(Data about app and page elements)
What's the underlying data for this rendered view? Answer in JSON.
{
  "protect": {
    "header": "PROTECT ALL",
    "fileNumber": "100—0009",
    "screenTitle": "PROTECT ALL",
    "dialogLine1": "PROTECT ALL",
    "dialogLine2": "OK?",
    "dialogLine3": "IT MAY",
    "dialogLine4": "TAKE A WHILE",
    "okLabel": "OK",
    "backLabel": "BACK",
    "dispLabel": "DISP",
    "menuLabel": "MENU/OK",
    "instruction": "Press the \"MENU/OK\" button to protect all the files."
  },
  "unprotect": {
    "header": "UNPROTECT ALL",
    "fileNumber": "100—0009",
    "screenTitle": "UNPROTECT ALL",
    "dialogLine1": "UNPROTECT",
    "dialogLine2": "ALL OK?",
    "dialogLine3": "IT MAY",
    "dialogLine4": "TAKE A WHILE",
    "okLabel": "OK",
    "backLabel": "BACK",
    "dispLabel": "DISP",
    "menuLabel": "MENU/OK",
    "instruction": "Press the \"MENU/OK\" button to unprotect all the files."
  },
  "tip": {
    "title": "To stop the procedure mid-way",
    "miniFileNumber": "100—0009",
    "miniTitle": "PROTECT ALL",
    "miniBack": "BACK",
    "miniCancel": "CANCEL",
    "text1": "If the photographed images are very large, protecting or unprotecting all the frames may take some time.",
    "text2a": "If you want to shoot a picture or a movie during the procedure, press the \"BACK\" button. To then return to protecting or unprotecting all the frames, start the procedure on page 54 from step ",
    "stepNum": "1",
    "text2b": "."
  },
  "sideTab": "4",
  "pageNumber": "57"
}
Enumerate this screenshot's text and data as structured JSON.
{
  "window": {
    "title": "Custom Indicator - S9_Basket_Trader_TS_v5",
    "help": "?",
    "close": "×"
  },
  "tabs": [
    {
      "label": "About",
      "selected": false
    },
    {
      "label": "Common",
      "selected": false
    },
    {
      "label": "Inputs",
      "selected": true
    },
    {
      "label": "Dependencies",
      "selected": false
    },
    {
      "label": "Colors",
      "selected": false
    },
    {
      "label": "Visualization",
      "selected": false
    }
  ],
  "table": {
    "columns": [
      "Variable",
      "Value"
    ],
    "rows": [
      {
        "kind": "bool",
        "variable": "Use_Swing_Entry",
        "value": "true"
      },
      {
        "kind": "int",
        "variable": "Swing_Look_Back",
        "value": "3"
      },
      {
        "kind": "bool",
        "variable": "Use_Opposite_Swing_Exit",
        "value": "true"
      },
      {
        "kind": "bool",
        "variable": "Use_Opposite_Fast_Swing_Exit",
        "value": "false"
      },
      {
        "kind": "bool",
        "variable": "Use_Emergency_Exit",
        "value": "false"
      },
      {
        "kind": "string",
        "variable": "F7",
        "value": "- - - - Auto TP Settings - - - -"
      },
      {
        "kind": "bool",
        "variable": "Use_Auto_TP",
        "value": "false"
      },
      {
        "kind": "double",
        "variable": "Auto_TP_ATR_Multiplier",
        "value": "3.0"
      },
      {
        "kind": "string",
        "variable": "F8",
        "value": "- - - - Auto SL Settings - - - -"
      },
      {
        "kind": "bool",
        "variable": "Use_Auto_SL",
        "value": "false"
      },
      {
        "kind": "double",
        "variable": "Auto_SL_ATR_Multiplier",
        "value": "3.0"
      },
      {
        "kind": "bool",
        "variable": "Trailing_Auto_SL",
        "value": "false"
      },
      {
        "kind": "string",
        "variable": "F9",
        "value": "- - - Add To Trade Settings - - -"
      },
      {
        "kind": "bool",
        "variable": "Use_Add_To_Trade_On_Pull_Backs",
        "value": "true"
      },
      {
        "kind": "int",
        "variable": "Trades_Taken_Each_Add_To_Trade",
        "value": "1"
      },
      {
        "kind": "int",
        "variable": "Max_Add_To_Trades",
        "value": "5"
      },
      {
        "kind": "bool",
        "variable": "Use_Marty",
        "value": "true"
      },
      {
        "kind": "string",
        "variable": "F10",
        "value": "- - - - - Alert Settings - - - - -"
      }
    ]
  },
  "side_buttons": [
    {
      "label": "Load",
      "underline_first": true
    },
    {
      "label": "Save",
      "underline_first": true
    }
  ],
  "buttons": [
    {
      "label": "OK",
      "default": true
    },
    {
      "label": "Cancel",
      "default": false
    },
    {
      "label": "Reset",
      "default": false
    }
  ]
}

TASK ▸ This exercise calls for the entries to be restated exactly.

WRITTEN RESPONSE ▸
What's the underlying data for this rendered view? Answer in JSON.
{
  "protect": {
    "header": "PROTECT ALL",
    "fileNumber": "100—0009",
    "screenTitle": "PROTECT ALL",
    "dialogLine1": "PROTECT ALL",
    "dialogLine2": "OK?",
    "dialogLine3": "IT MAY",
    "dialogLine4": "TAKE A WHILE",
    "okLabel": "OK",
    "backLabel": "BACK",
    "dispLabel": "DISP",
    "menuLabel": "MENU/OK",
    "instruction": "Press the \"MENU/OK\" button to protect all the files."
  },
  "unprotect": {
    "header": "UNPROTECT ALL",
    "fileNumber": "100—0009",
    "screenTitle": "UNPROTECT ALL",
    "dialogLine1": "UNPROTECT",
    "dialogLine2": "ALL OK?",
    "dialogLine3": "IT MAY",
    "dialogLine4": "TAKE A WHILE",
    "okLabel": "OK",
    "backLabel": "BACK",
    "dispLabel": "DISP",
    "menuLabel": "MENU/OK",
    "instruction": "Press the \"MENU/OK\" button to unprotect all the files."
  },
  "tip": {
    "title": "To stop the procedure mid-way",
    "miniFileNumber": "100—0009",
    "miniTitle": "PROTECT ALL",
    "miniBack": "BACK",
    "miniCancel": "CANCEL",
    "text1": "If the photographed images are very large, protecting or unprotecting all the frames may take some time.",
    "text2a": "If you want to shoot a picture or a movie during the procedure, press the \"BACK\" button. To then return to protecting or unprotecting all the frames, start the procedure on page 54 from step ",
    "stepNum": "1",
    "text2b": "."
  },
  "sideTab": "4",
  "pageNumber": "57"
}
Enumerate this screenshot's text and data as structured JSON.
{
  "window": {
    "title": "Custom Indicator - S9_Basket_Trader_TS_v5",
    "help": "?",
    "close": "×"
  },
  "tabs": [
    {
      "label": "About",
      "selected": false
    },
    {
      "label": "Common",
      "selected": false
    },
    {
      "label": "Inputs",
      "selected": true
    },
    {
      "label": "Dependencies",
      "selected": false
    },
    {
      "label": "Colors",
      "selected": false
    },
    {
      "label": "Visualization",
      "selected": false
    }
  ],
  "table": {
    "columns": [
      "Variable",
      "Value"
    ],
    "rows": [
      {
        "kind": "bool",
        "variable": "Use_Swing_Entry",
        "value": "true"
      },
      {
        "kind": "int",
        "variable": "Swing_Look_Back",
        "value": "3"
      },
      {
        "kind": "bool",
        "variable": "Use_Opposite_Swing_Exit",
        "value": "true"
      },
      {
        "kind": "bool",
        "variable": "Use_Opposite_Fast_Swing_Exit",
        "value": "false"
      },
      {
        "kind": "bool",
        "variable": "Use_Emergency_Exit",
        "value": "false"
      },
      {
        "kind": "string",
        "variable": "F7",
        "value": "- - - - Auto TP Settings - - - -"
      },
      {
        "kind": "bool",
        "variable": "Use_Auto_TP",
        "value": "false"
      },
      {
        "kind": "double",
        "variable": "Auto_TP_ATR_Multiplier",
        "value": "3.0"
      },
      {
        "kind": "string",
        "variable": "F8",
        "value": "- - - - Auto SL Settings - - - -"
      },
      {
        "kind": "bool",
        "variable": "Use_Auto_SL",
        "value": "false"
      },
      {
        "kind": "double",
        "variable": "Auto_SL_ATR_Multiplier",
        "value": "3.0"
      },
      {
        "kind": "bool",
        "variable": "Trailing_Auto_SL",
        "value": "false"
      },
      {
        "kind": "string",
        "variable": "F9",
        "value": "- - - Add To Trade Settings - - -"
      },
      {
        "kind": "bool",
        "variable": "Use_Add_To_Trade_On_Pull_Backs",
        "value": "true"
      },
      {
        "kind": "int",
        "variable": "Trades_Taken_Each_Add_To_Trade",
        "value": "1"
      },
      {
        "kind": "int",
        "variable": "Max_Add_To_Trades",
        "value": "5"
      },
      {
        "kind": "bool",
        "variable": "Use_Marty",
        "value": "true"
      },
      {
        "kind": "string",
        "variable": "F10",
        "value": "- - - - - Alert Settings - - - - -"
      }
    ]
  },
  "side_buttons": [
    {
      "label": "Load",
      "underline_first": true
    },
    {
      "label": "Save",
      "underline_first": true
    }
  ],
  "buttons": [
    {
      "label": "OK",
      "default": true
    },
    {
      "label": "Cancel",
      "default": false
    },
    {
      "label": "Reset",
      "default": false
    }
  ]
}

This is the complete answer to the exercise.